Charles Philibert-Thiboutot will represent Canada at the Olympics for a second time next July in Paris.
In his first attempt at the automatic qualifying standard of three minutes, 33.50 second in the men’s 1,500 metres, the middle-distance runner clocked 3:33.29 in his Diamond League season debut on Sunday in Silesia, Poland.
“I’m hoping the race will be fast [and] obviously I’ll have the Olympic standard in mind,” Philibert-Thiboutot told CBC Sports this week. “It would be nice to [hit it] right away.”
The Olympic qualifying window opened July 1, just 13 days after the Quebec City athlete dropped his personal best to 3:32.94 in Nancy, France. He ran 3:33.54 eight days earlier in Montesson, France, to end an eight-year drought between PBs and meet the 3:34.20 auto standard for the Aug. 19-27 World Athletics Championships in Budapest, Hungary.
“As soon as I crossed the [finish] line the first time in France, there was so much joy that all that frustration and doubts I had over the years were gone,” said Philibert-Thiboutot, who was 12th of 14 finishers on Sunday.
“It was like validation that all those years of hard work, at least to me, were definitely worth it.”
Over the years, Philibert-Thiboutot’s PB attempts were disrupted at various times by the following injuries: Stress fracture in his right foot, a left Achilles problem, lower back issues, torn left calf and a sciatic nerve problem.

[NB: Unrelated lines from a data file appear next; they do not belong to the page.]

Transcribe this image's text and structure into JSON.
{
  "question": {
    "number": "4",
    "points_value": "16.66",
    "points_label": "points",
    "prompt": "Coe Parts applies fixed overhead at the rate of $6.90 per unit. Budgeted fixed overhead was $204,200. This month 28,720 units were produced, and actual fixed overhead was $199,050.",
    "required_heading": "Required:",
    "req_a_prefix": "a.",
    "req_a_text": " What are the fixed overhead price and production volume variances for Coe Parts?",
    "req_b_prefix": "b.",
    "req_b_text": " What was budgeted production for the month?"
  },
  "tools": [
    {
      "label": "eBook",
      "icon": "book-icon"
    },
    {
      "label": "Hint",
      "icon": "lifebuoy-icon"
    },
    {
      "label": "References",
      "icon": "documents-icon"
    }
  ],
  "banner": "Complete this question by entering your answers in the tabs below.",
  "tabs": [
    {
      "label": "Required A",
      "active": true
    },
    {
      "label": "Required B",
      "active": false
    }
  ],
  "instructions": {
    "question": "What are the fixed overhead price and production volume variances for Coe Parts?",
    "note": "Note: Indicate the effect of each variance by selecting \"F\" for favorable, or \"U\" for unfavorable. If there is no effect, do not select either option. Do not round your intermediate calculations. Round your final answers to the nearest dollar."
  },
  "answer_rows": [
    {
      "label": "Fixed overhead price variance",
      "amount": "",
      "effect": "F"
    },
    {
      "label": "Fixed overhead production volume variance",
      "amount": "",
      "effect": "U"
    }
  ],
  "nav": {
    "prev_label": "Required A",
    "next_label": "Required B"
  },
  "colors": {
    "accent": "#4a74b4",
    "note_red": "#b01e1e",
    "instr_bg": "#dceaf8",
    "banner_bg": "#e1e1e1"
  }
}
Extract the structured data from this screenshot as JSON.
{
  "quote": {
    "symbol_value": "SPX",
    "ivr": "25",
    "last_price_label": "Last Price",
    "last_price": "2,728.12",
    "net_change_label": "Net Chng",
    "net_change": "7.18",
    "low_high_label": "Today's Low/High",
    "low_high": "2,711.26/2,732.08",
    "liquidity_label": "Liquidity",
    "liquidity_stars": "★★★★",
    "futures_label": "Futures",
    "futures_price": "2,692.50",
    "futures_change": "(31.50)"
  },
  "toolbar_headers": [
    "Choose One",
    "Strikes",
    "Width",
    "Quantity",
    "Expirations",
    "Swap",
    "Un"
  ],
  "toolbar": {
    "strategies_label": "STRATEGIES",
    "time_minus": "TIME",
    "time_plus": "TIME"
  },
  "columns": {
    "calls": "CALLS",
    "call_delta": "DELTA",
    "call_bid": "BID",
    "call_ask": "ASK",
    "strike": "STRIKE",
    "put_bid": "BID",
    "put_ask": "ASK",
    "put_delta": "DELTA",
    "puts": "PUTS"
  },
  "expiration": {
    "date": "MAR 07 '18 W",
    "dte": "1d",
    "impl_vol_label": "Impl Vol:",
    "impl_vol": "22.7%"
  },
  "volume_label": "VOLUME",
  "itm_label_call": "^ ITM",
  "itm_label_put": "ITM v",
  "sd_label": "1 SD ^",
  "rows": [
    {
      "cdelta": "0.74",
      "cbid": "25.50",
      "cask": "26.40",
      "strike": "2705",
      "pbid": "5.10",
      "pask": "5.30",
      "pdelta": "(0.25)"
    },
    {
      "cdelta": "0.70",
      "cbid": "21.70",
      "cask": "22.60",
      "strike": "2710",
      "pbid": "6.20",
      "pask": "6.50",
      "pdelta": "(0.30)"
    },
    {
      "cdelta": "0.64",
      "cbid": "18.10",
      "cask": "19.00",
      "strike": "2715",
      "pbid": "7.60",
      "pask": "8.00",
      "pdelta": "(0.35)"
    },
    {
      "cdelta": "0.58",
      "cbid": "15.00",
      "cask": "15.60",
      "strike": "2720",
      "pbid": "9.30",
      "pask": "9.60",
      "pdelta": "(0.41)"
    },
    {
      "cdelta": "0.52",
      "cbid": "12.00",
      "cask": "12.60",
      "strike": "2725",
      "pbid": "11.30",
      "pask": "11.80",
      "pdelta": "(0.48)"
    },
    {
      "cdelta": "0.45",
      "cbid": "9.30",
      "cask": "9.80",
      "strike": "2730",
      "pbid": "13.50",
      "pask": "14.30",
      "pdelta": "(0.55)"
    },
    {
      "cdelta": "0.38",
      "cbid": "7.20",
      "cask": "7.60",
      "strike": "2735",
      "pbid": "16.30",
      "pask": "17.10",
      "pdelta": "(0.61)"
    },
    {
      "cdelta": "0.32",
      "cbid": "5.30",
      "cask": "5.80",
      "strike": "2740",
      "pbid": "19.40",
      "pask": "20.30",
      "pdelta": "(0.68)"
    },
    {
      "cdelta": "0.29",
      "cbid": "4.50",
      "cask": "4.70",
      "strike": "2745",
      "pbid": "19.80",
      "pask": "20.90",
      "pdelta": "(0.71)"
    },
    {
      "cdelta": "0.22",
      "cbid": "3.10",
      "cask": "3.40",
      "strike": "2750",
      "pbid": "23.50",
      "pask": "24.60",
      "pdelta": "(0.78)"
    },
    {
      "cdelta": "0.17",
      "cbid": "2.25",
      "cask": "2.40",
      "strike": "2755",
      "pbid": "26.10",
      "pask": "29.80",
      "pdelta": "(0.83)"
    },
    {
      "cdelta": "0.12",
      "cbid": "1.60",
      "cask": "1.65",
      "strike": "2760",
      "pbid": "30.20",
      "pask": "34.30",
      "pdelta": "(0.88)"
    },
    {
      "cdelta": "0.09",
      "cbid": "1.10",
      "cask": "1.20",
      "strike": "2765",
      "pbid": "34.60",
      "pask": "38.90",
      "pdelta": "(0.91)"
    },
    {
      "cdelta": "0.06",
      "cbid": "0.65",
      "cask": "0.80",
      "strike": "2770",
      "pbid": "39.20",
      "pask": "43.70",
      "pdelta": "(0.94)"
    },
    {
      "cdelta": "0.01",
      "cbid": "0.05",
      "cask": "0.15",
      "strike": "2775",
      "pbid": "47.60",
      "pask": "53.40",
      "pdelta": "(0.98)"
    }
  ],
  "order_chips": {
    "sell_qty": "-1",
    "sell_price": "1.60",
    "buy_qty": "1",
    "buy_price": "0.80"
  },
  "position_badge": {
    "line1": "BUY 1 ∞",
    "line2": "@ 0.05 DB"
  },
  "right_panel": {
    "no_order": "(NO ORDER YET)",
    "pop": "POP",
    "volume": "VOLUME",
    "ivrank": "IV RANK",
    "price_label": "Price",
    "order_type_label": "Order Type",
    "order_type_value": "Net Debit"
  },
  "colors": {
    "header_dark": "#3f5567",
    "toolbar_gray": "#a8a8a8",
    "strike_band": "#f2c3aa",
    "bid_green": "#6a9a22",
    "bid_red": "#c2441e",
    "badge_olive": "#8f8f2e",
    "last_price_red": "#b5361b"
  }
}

The four-time Canadian champion also encountered bad luck with race conditions not on his side, whether it was poor weather or getting bodied, tripped a lot and not being able to find a rhythm as was the case last month racing at the Portland Track Festival.
“The years between 2017 and 2020 when the injuries were major, you’re wondering if you’ll ever be able to perform again [on the track],” said Philibert-Thiboutot, who didn’t qualify for the 1,500 final at the 2016 Rio Olympics, placing 16th (3:40.79). “To move forward, and this is something I worked on with a sports psychologist in 2021 and 2022, I can’t carry the negative emotions of the injuries forever. I got rid of them in 2022 and I’m a totally new athlete.”
Reigning Olympic 1,500 champion Jakob Ingebrigtsen of Norway acquired Sunday’s event in a 3:27.14 PB for a European record and lowered his season world-leading time from 3:27.95.
“Today I wanted a fast race and I wanted to run another sub-3:28. I knew if I could do that, there was a big risk of setting another PB,” said Ingebrigtsen, who is undefeated in 10 races this season. “The pacemakers helped a lot today, especially with Stewart McSweyn taking over on the third lap. It is not every day that you get one of the best runners in the world to help you run fast. This result was the best I could hope for today.”
Abel Kipsang was second in a 3:29.11 PB followed by Kenyan teammate Reynold Kipkorir Cheruiyot (3:30.30), also a PB.
The next Diamond League stop is next Friday in Monaco, where Marco Arop and Moh Ahmed are scheduled to run for Canada in the 800 and 5,000, respectively.
Arop, the world No.1 in his event, ran a 1:43.30 SB for second place on June 9 at the Meeting de Paris Diamond League competition, only 10-100ths of a second off Brandon McBride’s Canadian record.
Arop, the reigning national champion, had a trio of top-three finishes on the professional track and field circuit in 2022.
Ahmed, who became Canada’s first Olympic medalist in the 5,000 with silver in Tokyo in 2021, hasn’t raced since a 12:56.46 clocking at the Golden Gala Diamond League in Florence, Italy on June 2.
The 32-year-old Canadian record holder in the 5,000 and 10,000 plans to race both events at worlds and the 5,000 a few days later in Zurich.